NC State is currently implementing three projects focused on African Indigenous Vegetables (AIV) value chain in Kenya under its Connecting Research, Education, and Outreach (CREdO) framework with the overarching aim of increasing agricultural innovation and economic development in rural communities.

Solar Cold Storage Design for Reliable Supply of African Indigenous Vegetables (AIV) Orange- Fleshed Sweet Potato (OFSP) in Kenya

The project, funded by USDA-FAS, aims to establish the economic viability of a large-scale, solar-powered storage facility as well as container style solar powered cold storage facility to provide year-round supply of quality OFSP roots to major fresh root markets and processors in Nairobi, Kenya.

This is a proof-of-concept project for designing completely off-the-grid and battery free solar powered cold storage, providing technical assistance for site selection of cold storage installation, and training local operators for its usage. Its off-grid feature is very crucial for places that are plagued by unreliable power supply but still need reliable cold storage solutions for agriculture produce.

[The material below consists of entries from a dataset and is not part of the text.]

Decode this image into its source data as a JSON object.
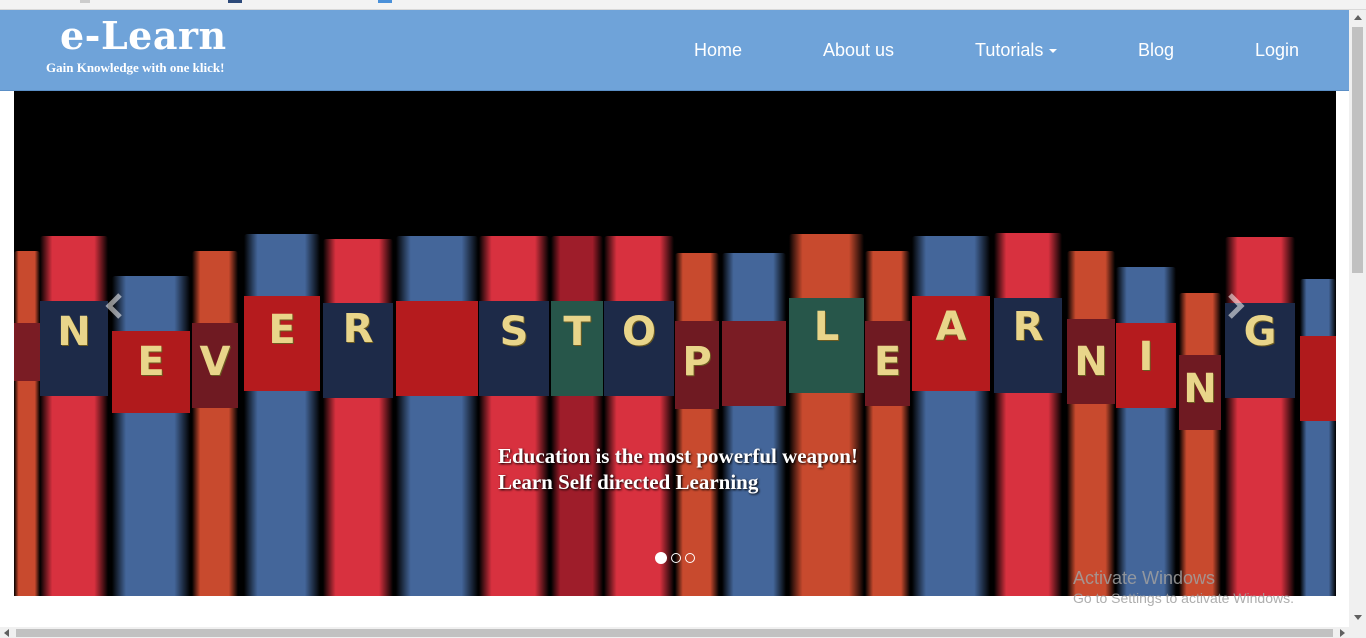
{
  "brand": {
    "title": "e-Learn",
    "tagline": "Gain Knowledge with one klick!"
  },
  "nav": {
    "home": "Home",
    "about": "About us",
    "tutorials": "Tutorials",
    "blog": "Blog",
    "login": "Login"
  },
  "carousel": {
    "caption_line1": "Education is the most powerful weapon!",
    "caption_line2": "Learn Self directed Learning",
    "slide_count": 3,
    "active_slide": 1,
    "book_letters": [
      "N",
      "E",
      "V",
      "E",
      "R",
      "S",
      "T",
      "O",
      "P",
      "L",
      "E",
      "A",
      "R",
      "N",
      "I",
      "N",
      "G"
    ]
  },
  "watermark": {
    "line1": "Activate Windows",
    "line2": "Go to Settings to activate Windows."
  },
  "colors": {
    "navbar": "#6fa3d9",
    "book_red": "#d8313f",
    "book_blue": "#44669a",
    "book_orange": "#c84a2e",
    "letter_gold": "#e9d58a"
  }
}
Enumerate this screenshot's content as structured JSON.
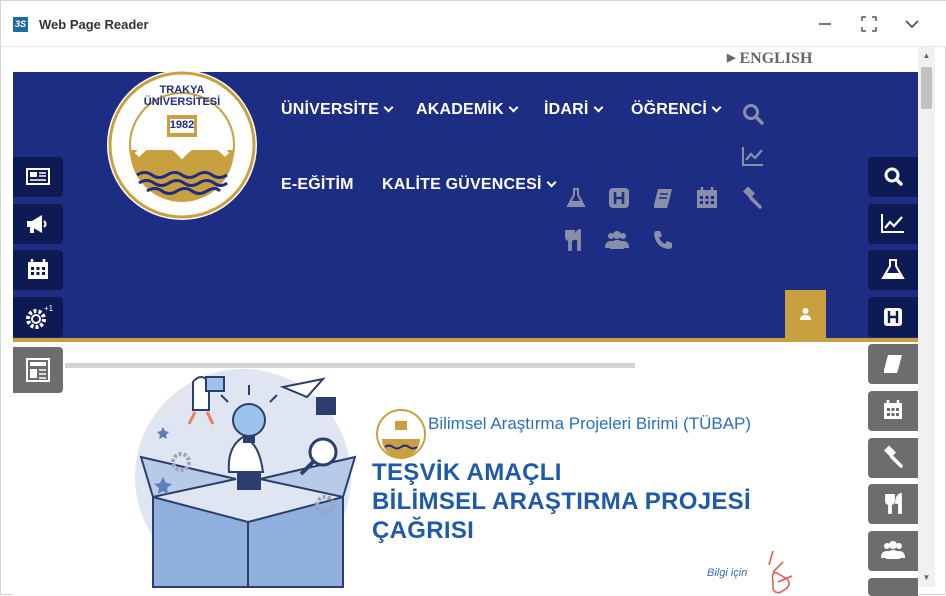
{
  "window": {
    "title": "Web Page Reader"
  },
  "page": {
    "language_link": "ENGLISH",
    "logo": {
      "university_name": "TRAKYA ÜNİVERSİTESİ",
      "year": "1982"
    },
    "nav": {
      "row1": [
        {
          "label": "ÜNİVERSİTE"
        },
        {
          "label": "AKADEMİK"
        },
        {
          "label": "İDARİ"
        },
        {
          "label": "ÖĞRENCİ"
        }
      ],
      "row2": [
        {
          "label": "E-EĞİTİM"
        },
        {
          "label": "KALİTE GÜVENCESİ"
        }
      ]
    },
    "header_icons": [
      "search-icon",
      "chart-line-icon",
      "flask-icon",
      "hospital-icon",
      "book-icon",
      "calendar-icon",
      "gavel-icon",
      "utensils-icon",
      "users-icon",
      "phone-icon"
    ],
    "left_sidebar": [
      "newspaper-icon",
      "megaphone-icon",
      "calendar-icon",
      "gear-icon",
      "news-icon"
    ],
    "right_sidebar": [
      "search-icon",
      "chart-line-icon",
      "flask-icon",
      "hospital-icon",
      "book-icon",
      "calendar-icon",
      "gavel-icon",
      "utensils-icon",
      "users-icon"
    ],
    "banner": {
      "subtitle": "Bilimsel Araştırma Projeleri Birimi (TÜBAP)",
      "headline_lines": [
        "TEŞVİK AMAÇLI",
        "BİLİMSEL ARAŞTIRMA PROJESİ",
        "ÇAĞRISI"
      ],
      "more_info": "Bilgi için"
    },
    "colors": {
      "header_blue": "#1d2d83",
      "gold": "#c9a03f",
      "sidebar_dark": "#0e1a54",
      "sidebar_grey": "#6d6d6d"
    }
  }
}
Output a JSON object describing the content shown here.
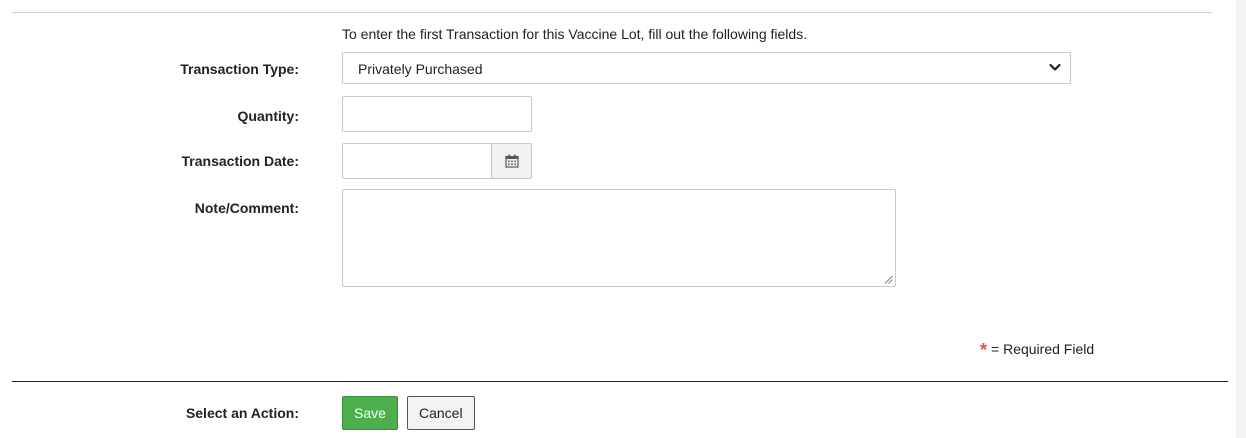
{
  "form": {
    "intro_text": "To enter the first Transaction for this Vaccine Lot, fill out the following fields.",
    "transaction_type": {
      "label": "Transaction Type:",
      "selected": "Privately Purchased"
    },
    "quantity": {
      "label": "Quantity:",
      "value": ""
    },
    "transaction_date": {
      "label": "Transaction Date:",
      "value": "",
      "icon": "calendar-icon"
    },
    "note": {
      "label": "Note/Comment:",
      "value": ""
    },
    "required_legend": {
      "marker": "*",
      "text": "= Required Field",
      "marker_color": "#d9534f"
    }
  },
  "actions": {
    "label": "Select an Action:",
    "save_label": "Save",
    "cancel_label": "Cancel",
    "save_color": "#4cae4c"
  }
}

International Potato Center (CIP) located in Nairobi and Agricontrol Technologies (ACT/BTU) located in the US are providing technical backstopping for the project and developing the training modules. ACT/BTU has provided their industry expertise, especially technical specifications, that are pertinent for sweet potato storage, to the manufacturer. In addition to sharing their expertise they will also be supplying the manufacturer with 3 units of US manufactured sensors that will be used in the cold storage units.

Solar Powered Cold Storage Deployment in Kenya

This USDA-FAS funded project will facilitate the purchase and installation of two solar powered cold storage, developed through the Solar Cold Storage Design – proof of concept project, with the goal of using them for storing sweet potato, African Indigenous Vegetables (AIVs), onions, and any other economically important crops. For this project, NC State is working with Kenya Agricultural and Livestock Research Organization (KALRO) who will help with identifying local partners for managing and operating the cold storage facilities and test two modes of operation of the facilities.

NC State and KALRO will work with producers and growers’ associations in the Kisii and Kakamega counties to ensure supply of sweet potato roots, onions, and AIVs for further processing and/or fresh consumption. In addition to improving shelf life and quality of root qualities, having access to cold storage containers will open up multiple market opportunities for local growers. Produce aggregated at the units will provide supply of OFSP, AIVs, and other vegetables to the school meal programs in the two counties, creating a new market for their produce in the locations. Additionally, they will be able to aggregate their produce either individually or through growers’ association to sell to wholesalers or urban markets at a higher prices. Alternatively, they could also sell their products to be processed into value added products, resulting in higher income for growers. The facilities can also be used to store other economically important agriculture products such as onions and imported agriculture products.

NC State faculty members have already visited Kenya once to explore the two sites where the cold storage units will be installed and met with KALRO teams who will be assisting with managing and operating the cold storage facilities. You can read more about the trip here.


Enhancing Productivity, Post-Harvest Management and Market Access of African Indigenous Vegetables (AIV) in Kenya

This USAID funded project aims to increase productivity, reduce post-harvest losses and enhance market access of AIVs for improved livelihoods of value chain actors, specifically smallholder women and youth farmers.

The project team based in Kenya and the US will (i) establish, quantify and address critical sources of pre-harvest losses within the value chain to increase AIVs productivity; (ii) enhance post-harvest management, value addition and safety of AIVs to improve nutrition and dietary diversification in rural and urban households; (iii) strengthen linkages to input and output markets for smallholder farmers, specifically women and youths, and; (iv) build capacity for smallholder farmers and cooperatives on climate-smart technologies, innovations and management practices.

The project will be implemented in Kisii and Kakamega counties, where AIVs are an important enterprise for women. The project will build the capacity of local personnel by training graduate students and key stakeholders and increase incomes for smallholder women farmers and improve nutrition security for Kenyan households.